Today, February 27, was Pope Benedict's last general audience. Ecclesiastical schools cancelled school this morning so that people could go to the audience, and many in our house went. I did not go myself but chose to watch it live on television. I wanted to see the whole crowd and the many faces in it, which you can't actually do if you are part of it. I especially wanted to see which cardinals and bishops would be there and knew that the television would keep scanning that part of the crowd. (And it did.)
It was a beautiful sunny morning, even if quite cold (around 40 degrees). The Pope's words were much more satisfying than Sunday's Angelus address. He spoke directly about his resignation and spoke again of the reasons for it. He reflected back on his years as pope and offered many thanks. He expressed a sense of being united with the whole Church. His beautiful words are, of course, available to any who want to read them, so I don't take it as my task even to attempt to summarize. I just report that there was great warmth in the exchange and more ample scope given to people's desire to express their love and gratitude toward him.
At the end he spoke of St. Benedict, "whose name I bear," and said that Benedict serves as an example for him in his new life of prayer he intended to take up within the heart of the Vatican. He seems to intend to make his presence there, among other things, a symbolic act: ". . . in the service of prayer, I remain, so to speak, within the enclosure of St. Peter."
Tonight at Vespers all of Sant' Anselmo's students who come from outside (some 250) will join us in a special prayer for the Holy Father. Tomorrow is the Pope's last day in office, with no public appearances scheduled. He will meet with all the cardinals in the morning and fly by helicopter to Castel Gandolfo at 5 p.m. I imagine we will hear him fly over, and I suspect, if I hear that, I'll experience yet another little prick in my heart. What a man of stature, what a great, great man God has given to the Church!

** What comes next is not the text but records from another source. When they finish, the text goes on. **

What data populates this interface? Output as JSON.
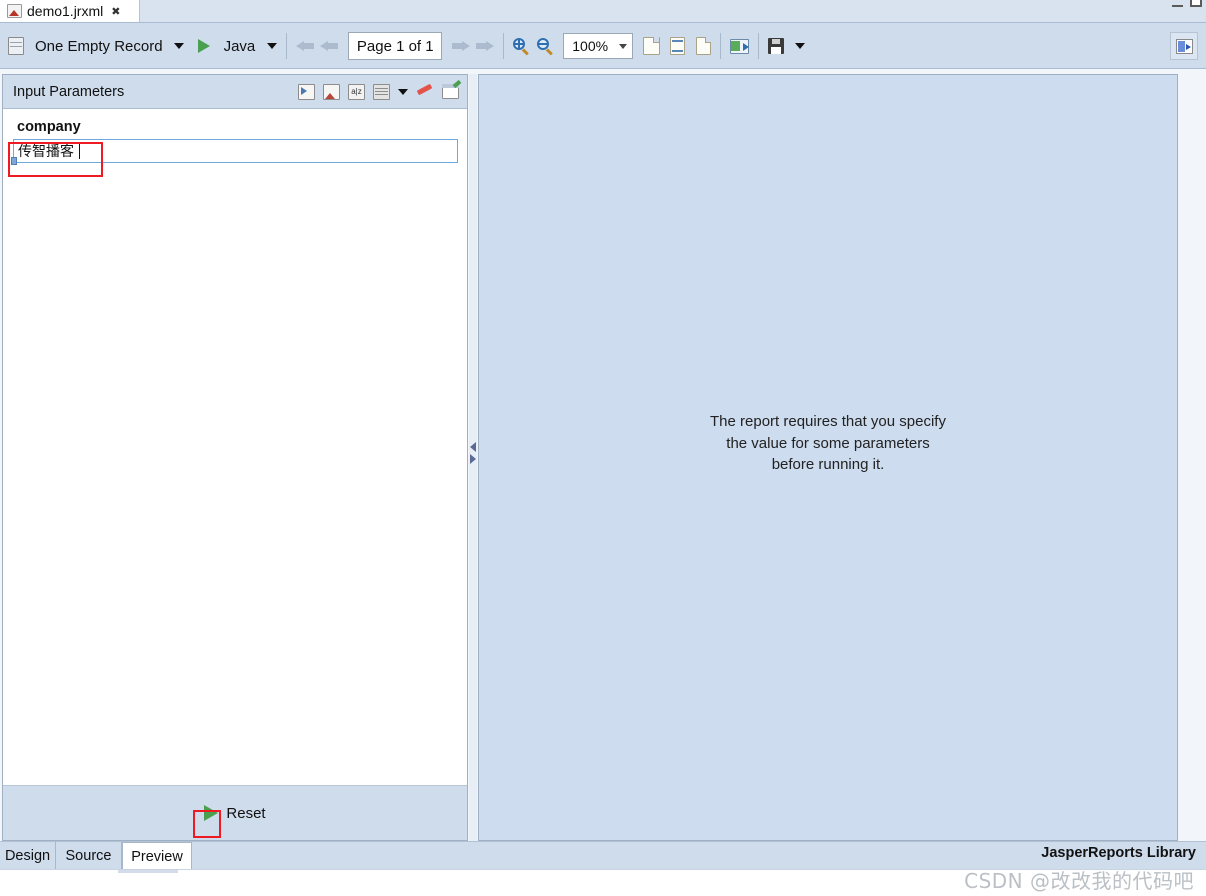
{
  "window": {
    "minimize_label": "minimize",
    "maximize_label": "maximize"
  },
  "editor_tab": {
    "filename": "demo1.jrxml",
    "close_glyph": "✖",
    "icon": "jrxml-file-icon"
  },
  "toolbar": {
    "datasource_label": "One Empty Record",
    "datasource_icon": "datasource-icon",
    "datasource_caret": "▼",
    "run_icon": "run-play-icon",
    "language_label": "Java",
    "language_caret": "▼",
    "nav_first_icon": "first-page-icon",
    "nav_prev_icon": "previous-page-icon",
    "page_indicator": "Page 1 of 1",
    "nav_next_icon": "next-page-icon",
    "nav_last_icon": "last-page-icon",
    "zoom_in_icon": "zoom-in-icon",
    "zoom_out_icon": "zoom-out-icon",
    "zoom_value": "100%",
    "zoom_caret": "⌄",
    "fit_page_icon": "fit-page-icon",
    "fit_width_icon": "fit-width-icon",
    "actual_size_icon": "actual-size-icon",
    "export_icon": "export-icon",
    "save_icon": "save-icon",
    "save_caret": "▼",
    "right_panel_icon": "toggle-panel-icon"
  },
  "parameters_panel": {
    "title": "Input Parameters",
    "icons": [
      "save-parameters-icon",
      "load-parameters-icon",
      "sort-az-icon",
      "parameters-table-icon",
      "parameters-menu-caret",
      "clear-parameters-icon",
      "edit-dialog-icon"
    ],
    "caret_glyph": "▼",
    "parameters": [
      {
        "name": "company",
        "value": "传智播客",
        "placeholder": ""
      }
    ],
    "reset_button": {
      "label": "Reset",
      "icon": "reset-play-icon"
    },
    "highlight_color": "#ee1c22"
  },
  "splitter": {
    "collapse_left_icon": "collapse-left-arrow",
    "collapse_right_icon": "collapse-right-arrow"
  },
  "preview": {
    "message_line1": "The report requires that you specify",
    "message_line2": "the value for some parameters",
    "message_line3": "before running it.",
    "background_color": "#cddcee"
  },
  "bottom": {
    "tabs": [
      {
        "label": "Design",
        "active": false
      },
      {
        "label": "Source",
        "active": false
      },
      {
        "label": "Preview",
        "active": true
      }
    ],
    "status_right": "JasperReports Library"
  },
  "watermark": {
    "text": "CSDN @改改我的代码吧"
  }
}
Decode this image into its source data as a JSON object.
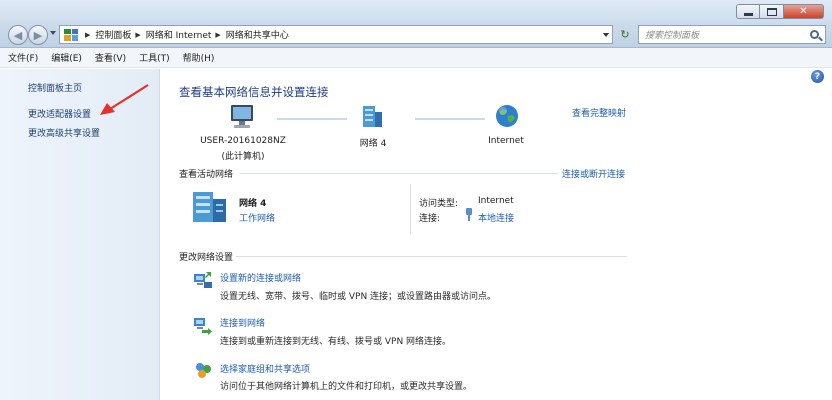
{
  "addressbar": {
    "crumbs": [
      "控制面板",
      "网络和 Internet",
      "网络和共享中心"
    ],
    "search_placeholder": "搜索控制面板"
  },
  "menu": [
    "文件(F)",
    "编辑(E)",
    "查看(V)",
    "工具(T)",
    "帮助(H)"
  ],
  "sidebar": {
    "items": [
      "控制面板主页",
      "更改适配器设置",
      "更改高级共享设置"
    ]
  },
  "main": {
    "title": "查看基本网络信息并设置连接",
    "see_full_map": "查看完整映射",
    "nodes": [
      {
        "label": "USER-20161028NZ",
        "sublabel": "(此计算机)",
        "icon": "computer-icon"
      },
      {
        "label": "网络  4",
        "icon": "network-building-icon"
      },
      {
        "label": "Internet",
        "icon": "globe-icon"
      }
    ],
    "active_networks": {
      "heading": "查看活动网络",
      "connect_link": "连接或断开连接",
      "network_name": "网络  4",
      "network_type": "工作网络",
      "access_type_label": "访问类型:",
      "access_type_value": "Internet",
      "connection_label": "连接:",
      "connection_value": "本地连接"
    },
    "change_settings": {
      "heading": "更改网络设置",
      "tasks": [
        {
          "title": "设置新的连接或网络",
          "desc": "设置无线、宽带、拨号、临时或 VPN 连接；或设置路由器或访问点。",
          "icon": "new-connection-icon"
        },
        {
          "title": "连接到网络",
          "desc": "连接到或重新连接到无线、有线、拨号或 VPN 网络连接。",
          "icon": "connect-network-icon"
        },
        {
          "title": "选择家庭组和共享选项",
          "desc": "访问位于其他网络计算机上的文件和打印机，或更改共享设置。",
          "icon": "homegroup-icon"
        }
      ]
    }
  },
  "colors": {
    "link": "#1f5cb3",
    "title": "#1f3d84",
    "sidebar_bg": "#e9f0f8",
    "annotation_arrow": "#e8302a"
  }
}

Having you all in my thoughts and prayers, I wish you, the Pax romana!